Reproduce the listing in its entirety. Do not reproduce the pictures.

-- Opening Marker --

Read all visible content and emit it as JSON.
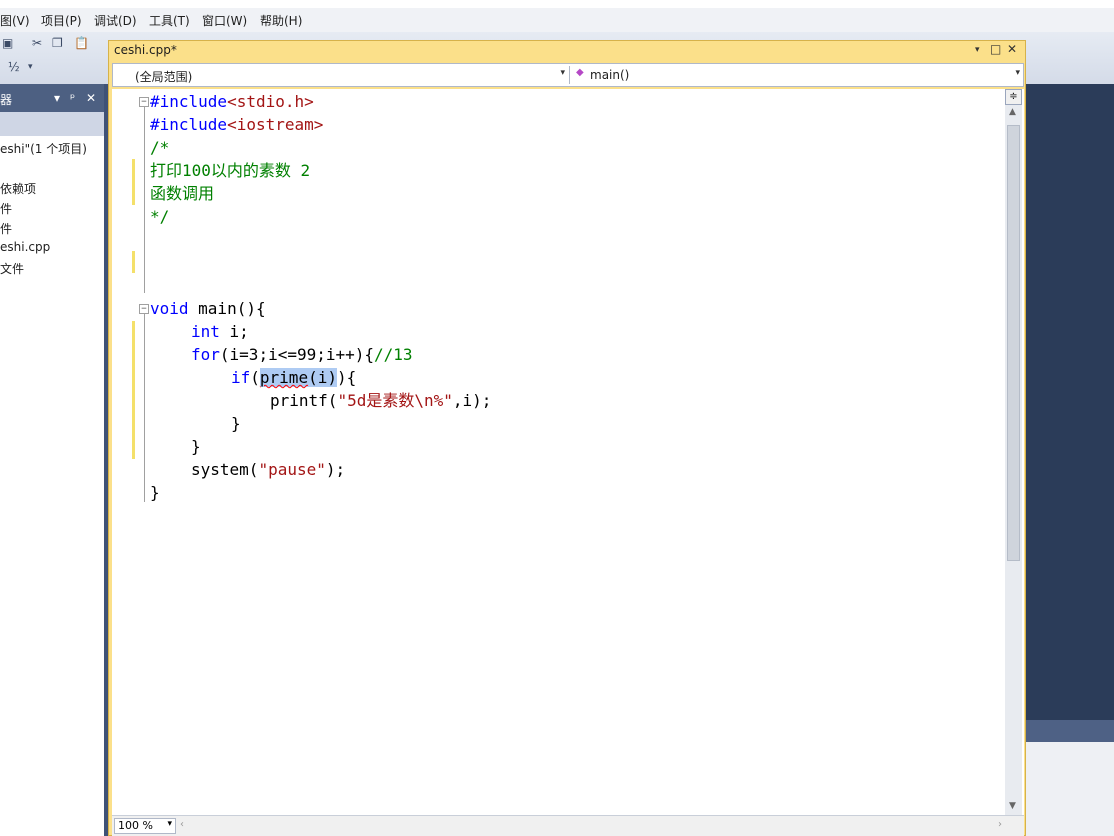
{
  "menu": [
    "图(V)",
    "项目(P)",
    "调试(D)",
    "工具(T)",
    "窗口(W)",
    "帮助(H)"
  ],
  "solution_explorer": {
    "title": "器",
    "items": [
      "eshi\"(1 个项目)",
      "依赖项",
      "件",
      "件",
      "eshi.cpp",
      "文件"
    ]
  },
  "document": {
    "tab_title": "ceshi.cpp*",
    "scope_combo": "(全局范围)",
    "member_combo": "main()",
    "zoom": "100 %"
  },
  "code": {
    "line1_kw": "#include",
    "line1_hdr": "<stdio.h>",
    "line2_kw": "#include",
    "line2_hdr": "<iostream>",
    "line3": "/*",
    "line4": "打印100以内的素数 2",
    "line5": "函数调用",
    "line6": "*/",
    "line10_kw": "void",
    "line10_rest": " main(){",
    "line11_kw": "int",
    "line11_rest": " i;",
    "line12_kw": "for",
    "line12_rest": "(i=3;i<=99;i++){",
    "line12_cm": "//13",
    "line13_kw": "if",
    "line13_open": "(",
    "line13_fn": "prime",
    "line13_arg": "(i)",
    "line13_close": "){",
    "line14_fn": "printf(",
    "line14_str": "\"5d是素数\\n%\"",
    "line14_rest": ",i);",
    "line15": "}",
    "line16": "}",
    "line17_fn": "system(",
    "line17_str": "\"pause\"",
    "line17_rest": ");",
    "line18": "}"
  }
}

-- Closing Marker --

◆ **Written solution**:
Read all visible content and emit it as JSON.
{
  "menu": [
    "图(V)",
    "项目(P)",
    "调试(D)",
    "工具(T)",
    "窗口(W)",
    "帮助(H)"
  ],
  "solution_explorer": {
    "title": "器",
    "items": [
      "eshi\"(1 个项目)",
      "依赖项",
      "件",
      "件",
      "eshi.cpp",
      "文件"
    ]
  },
  "document": {
    "tab_title": "ceshi.cpp*",
    "scope_combo": "(全局范围)",
    "member_combo": "main()",
    "zoom": "100 %"
  },
  "code": {
    "line1_kw": "#include",
    "line1_hdr": "<stdio.h>",
    "line2_kw": "#include",
    "line2_hdr": "<iostream>",
    "line3": "/*",
    "line4": "打印100以内的素数 2",
    "line5": "函数调用",
    "line6": "*/",
    "line10_kw": "void",
    "line10_rest": " main(){",
    "line11_kw": "int",
    "line11_rest": " i;",
    "line12_kw": "for",
    "line12_rest": "(i=3;i<=99;i++){",
    "line12_cm": "//13",
    "line13_kw": "if",
    "line13_open": "(",
    "line13_fn": "prime",
    "line13_arg": "(i)",
    "line13_close": "){",
    "line14_fn": "printf(",
    "line14_str": "\"5d是素数\\n%\"",
    "line14_rest": ",i);",
    "line15": "}",
    "line16": "}",
    "line17_fn": "system(",
    "line17_str": "\"pause\"",
    "line17_rest": ");",
    "line18": "}"
  }
}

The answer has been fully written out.